Noreen Ranallo of Whitehall, who's been making Thanksgiving dinner for more than four decades, can still remember calling her mother to ask for advice as she attempted to replicate her Thanksgiving dishes.
"My family didn't believe in recipes," she said, "I'd say, how much of this. and she'd say, just put it in your hand and you can feel it."
Mrs. Ranallo's best advice? "Keep it simple. All you need is your turkey, stuffing, mashed potatoes and a good pumpkin pie and you've got your Thanksgiving dinner right there."
Mrs. Ranallo uses her mother-in-law's recipe for pie crust and once even won a pie-baking contest with it.

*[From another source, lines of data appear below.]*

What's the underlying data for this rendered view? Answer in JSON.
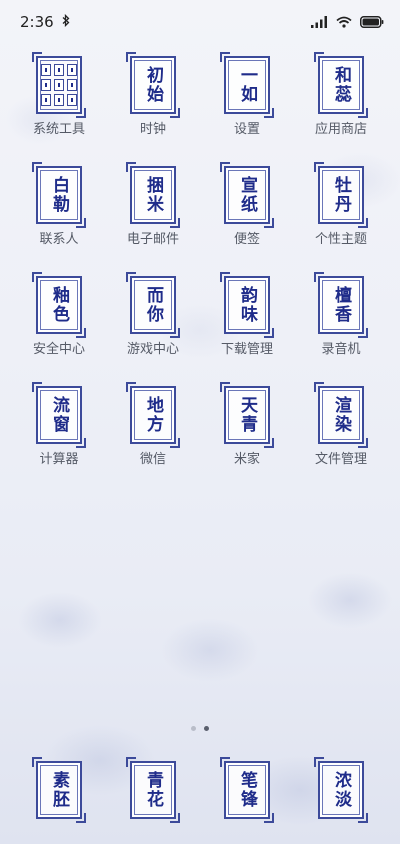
{
  "status": {
    "time": "2:36",
    "bluetooth_icon": "bluetooth-icon",
    "signal_icon": "signal-icon",
    "wifi_icon": "wifi-icon",
    "battery_icon": "battery-icon"
  },
  "apps": [
    {
      "label": "系统工具",
      "glyph": "",
      "folder": true
    },
    {
      "label": "时钟",
      "glyph": "初始"
    },
    {
      "label": "设置",
      "glyph": "一如"
    },
    {
      "label": "应用商店",
      "glyph": "和蕊"
    },
    {
      "label": "联系人",
      "glyph": "白勒"
    },
    {
      "label": "电子邮件",
      "glyph": "捆米"
    },
    {
      "label": "便签",
      "glyph": "宣纸"
    },
    {
      "label": "个性主题",
      "glyph": "牡丹"
    },
    {
      "label": "安全中心",
      "glyph": "釉色"
    },
    {
      "label": "游戏中心",
      "glyph": "而你"
    },
    {
      "label": "下载管理",
      "glyph": "韵味"
    },
    {
      "label": "录音机",
      "glyph": "檀香"
    },
    {
      "label": "计算器",
      "glyph": "流窗"
    },
    {
      "label": "微信",
      "glyph": "地方"
    },
    {
      "label": "米家",
      "glyph": "天青"
    },
    {
      "label": "文件管理",
      "glyph": "渲染"
    }
  ],
  "dock": [
    {
      "glyph": "素胚"
    },
    {
      "glyph": "青花"
    },
    {
      "glyph": "笔锋"
    },
    {
      "glyph": "浓淡"
    }
  ],
  "page_indicator": {
    "pages": 2,
    "current": 2
  }
}
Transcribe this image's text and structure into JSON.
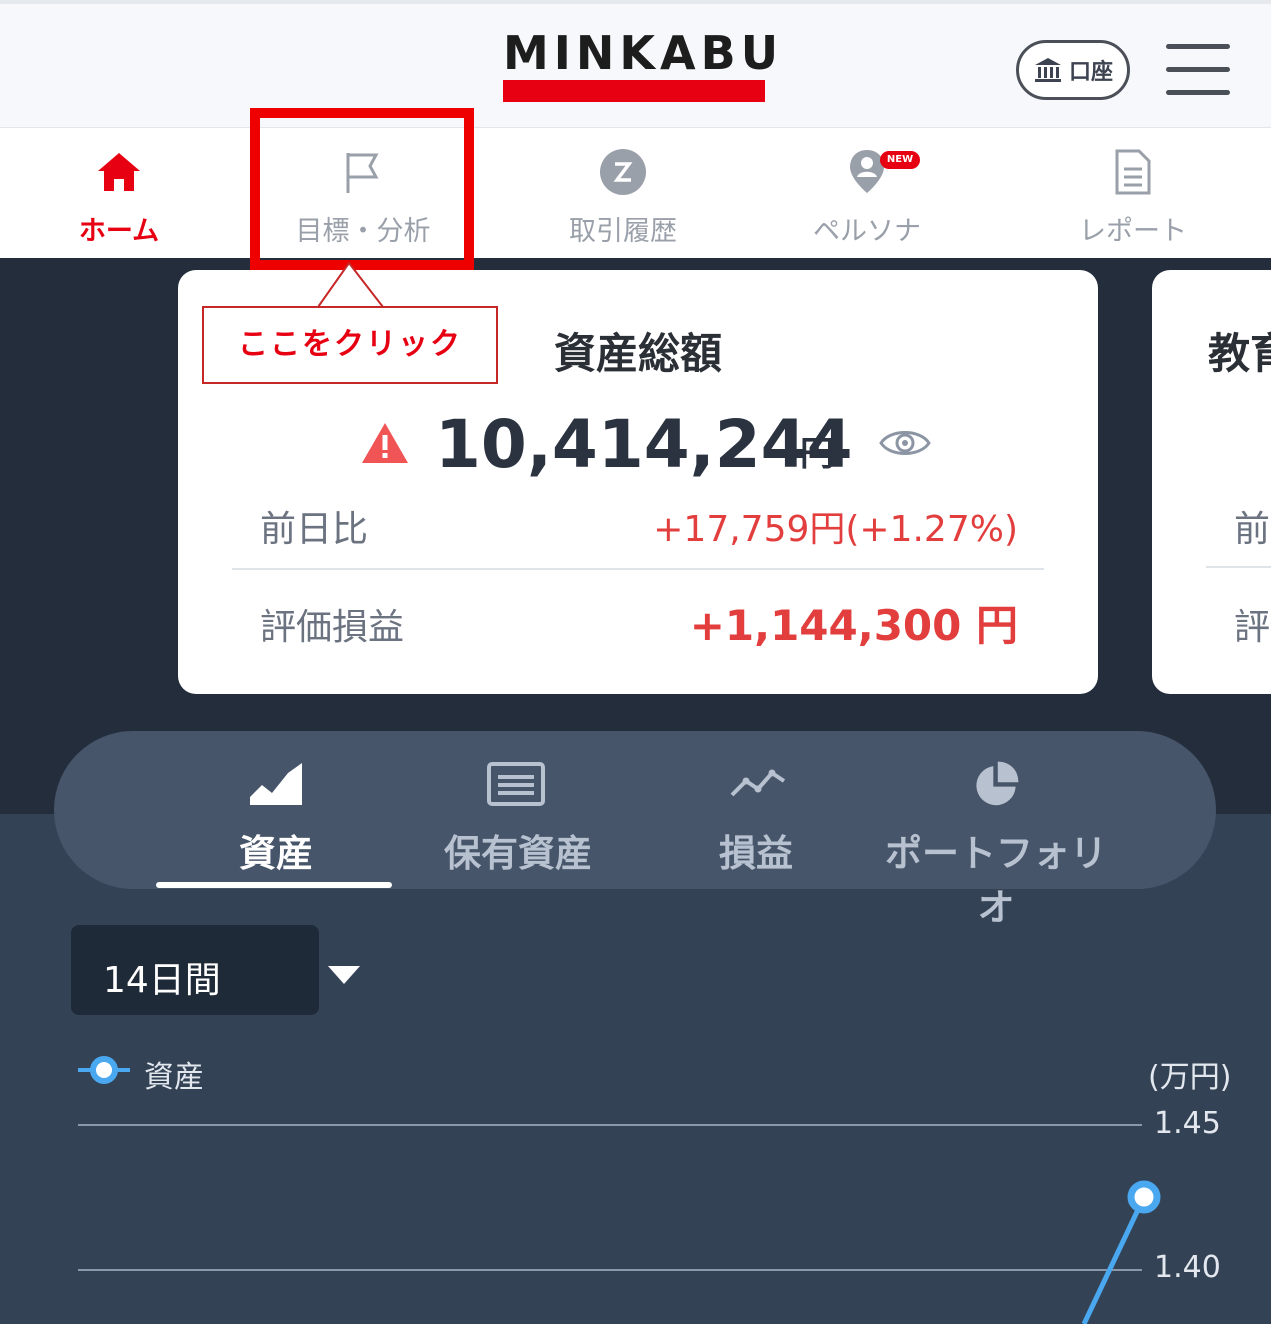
{
  "header": {
    "logo": "MINKABU",
    "account_button": "口座",
    "brand_color": "#e60012"
  },
  "nav": {
    "items": [
      {
        "label": "ホーム",
        "icon": "home-icon",
        "active": true
      },
      {
        "label": "目標・分析",
        "icon": "flag-icon",
        "active": false
      },
      {
        "label": "取引履歴",
        "icon": "history-icon",
        "active": false
      },
      {
        "label": "ペルソナ",
        "icon": "persona-icon",
        "active": false,
        "badge": "NEW"
      },
      {
        "label": "レポート",
        "icon": "report-icon",
        "active": false
      }
    ]
  },
  "callout": {
    "text": "ここをクリック",
    "color": "#e60012"
  },
  "summary_card": {
    "title": "資産総額",
    "total_value": "10,414,244",
    "total_unit": "円",
    "day_change_label": "前日比",
    "day_change_value": "+17,759円(+1.27%)",
    "pl_label": "評価損益",
    "pl_value": "+1,144,300 円"
  },
  "second_card": {
    "title": "教育",
    "row1": "前日比",
    "row2": "評価損益"
  },
  "tabs": [
    {
      "label": "資産",
      "icon": "area-chart-icon",
      "active": true
    },
    {
      "label": "保有資産",
      "icon": "list-icon",
      "active": false
    },
    {
      "label": "損益",
      "icon": "line-chart-icon",
      "active": false
    },
    {
      "label": "ポートフォリオ",
      "icon": "pie-chart-icon",
      "active": false
    }
  ],
  "period_select": "14日間",
  "chart": {
    "legend": "資産",
    "unit": "(万円)",
    "ticks": [
      "1.45",
      "1.40"
    ],
    "series_color": "#4aa8f0"
  }
}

Sylvia Sikora of Pleasant Hills is also a four-decade veteran of Thanksgiving menus. Working as a nurse, she didn't have a lot of time to cook, and she relied on a simple, classic menu and careful planning. She's now retired, but the simplicity remains. According to Mrs. Sikora, as long as you make a thorough list of ingredients and clean out your fridge before shopping, you can't go wrong. If you can't make everything yourself, order dessert and rolls from a good bakery.

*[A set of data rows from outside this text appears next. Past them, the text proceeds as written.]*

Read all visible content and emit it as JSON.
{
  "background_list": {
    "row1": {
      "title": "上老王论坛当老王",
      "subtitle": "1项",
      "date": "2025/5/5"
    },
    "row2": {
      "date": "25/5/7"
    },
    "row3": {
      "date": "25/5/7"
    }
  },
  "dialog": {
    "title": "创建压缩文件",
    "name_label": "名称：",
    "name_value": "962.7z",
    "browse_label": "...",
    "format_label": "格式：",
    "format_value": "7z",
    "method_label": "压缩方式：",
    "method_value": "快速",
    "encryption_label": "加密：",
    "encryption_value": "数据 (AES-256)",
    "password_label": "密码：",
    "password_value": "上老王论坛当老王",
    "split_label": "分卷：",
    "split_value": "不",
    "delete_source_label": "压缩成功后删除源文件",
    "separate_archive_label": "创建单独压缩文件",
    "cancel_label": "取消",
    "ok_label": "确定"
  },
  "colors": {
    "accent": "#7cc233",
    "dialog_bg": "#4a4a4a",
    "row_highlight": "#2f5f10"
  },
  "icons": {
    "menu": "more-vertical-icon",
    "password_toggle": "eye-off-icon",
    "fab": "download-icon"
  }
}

Her secret weapon? "Have a lot of wine and give it to them ahead of time."
Both women emphasized the importance of setting the table ahead of time. My husband's grandmother went a step further, setting up all her serving dishes and putting scraps of paper in each one, listing what it would hold the next day. You may want to do this in advance to make sure you don't need to borrow or buy anything. Also, make sure you have enough chairs and table settings (no one will care if they match). Cloth napkins in bright colors are an easy way to add some color and dress up a table, Mrs. Ranallo said.
Less-experienced cooks, those expecting many guests or those who are pressed for time should stick to a classic menu. But if you have plenty of time, love to cook and have thrown lots of dinner parties there's no reason you can't put your own stamp on the menu.
Nikkia Ballantyne of Hillsboro, Ore., and her family celebrated with a traditional dinner every year, until last year, when she decided it was time for a change. With "20 or 30 years of turkey" behind them, Ms. Ballantyne decided to use Thanksgiving as an opportunity to indulge her passion for cooking and long-time hobbies, which she hopes to pursue as a career.
"I think of Thanksgiving as an academic lab, where for a month or more I can delve deeply into a chosen culture, study it even more obsessively than usual, hunt down ingredients and create representative dishes for the table. The challenge, of course, is to keep the modern-day appeal for my family members," Ms. Ballantyne wrote in an e-mail.
This year's feast was inspired by a Dutch Golden Age still-life painting, which depicted a table with purple and red ornamental eggplant, a lobster and a basket heaped with fruit and vegetables. That painting led her to others -- all scenes of kitchens or tables full of food -- and eventually she settled on this year's menu. Her "Hunter's Bounty" Thanksgiving will offer roast leg of lamb with potatoes, leeks, onions and turnips, braised pheasant, roast guinea hen with apple and onion stuffing, broiled venison, game gravy and more.
Although tracking down unusual ingredients is part of the fun, Ms. Ballantyne found that many of these meats are slowly coming back into fashion. This year, she's ordering all of the game from D'Artagnan (www.dartagnan.com), a company based in Newark, N.J., that specializes in top-quality game and other meats.
If you'd like to be more creative but your family is resistant, make changes gradually. Maybe your family will fuss if you swap out caramel ice cream for the second kind of pie or try a new kind of cranberry sauce, but if there are plenty of old favorites around they might not even notice.
First Published November 15, 2009 12:00 am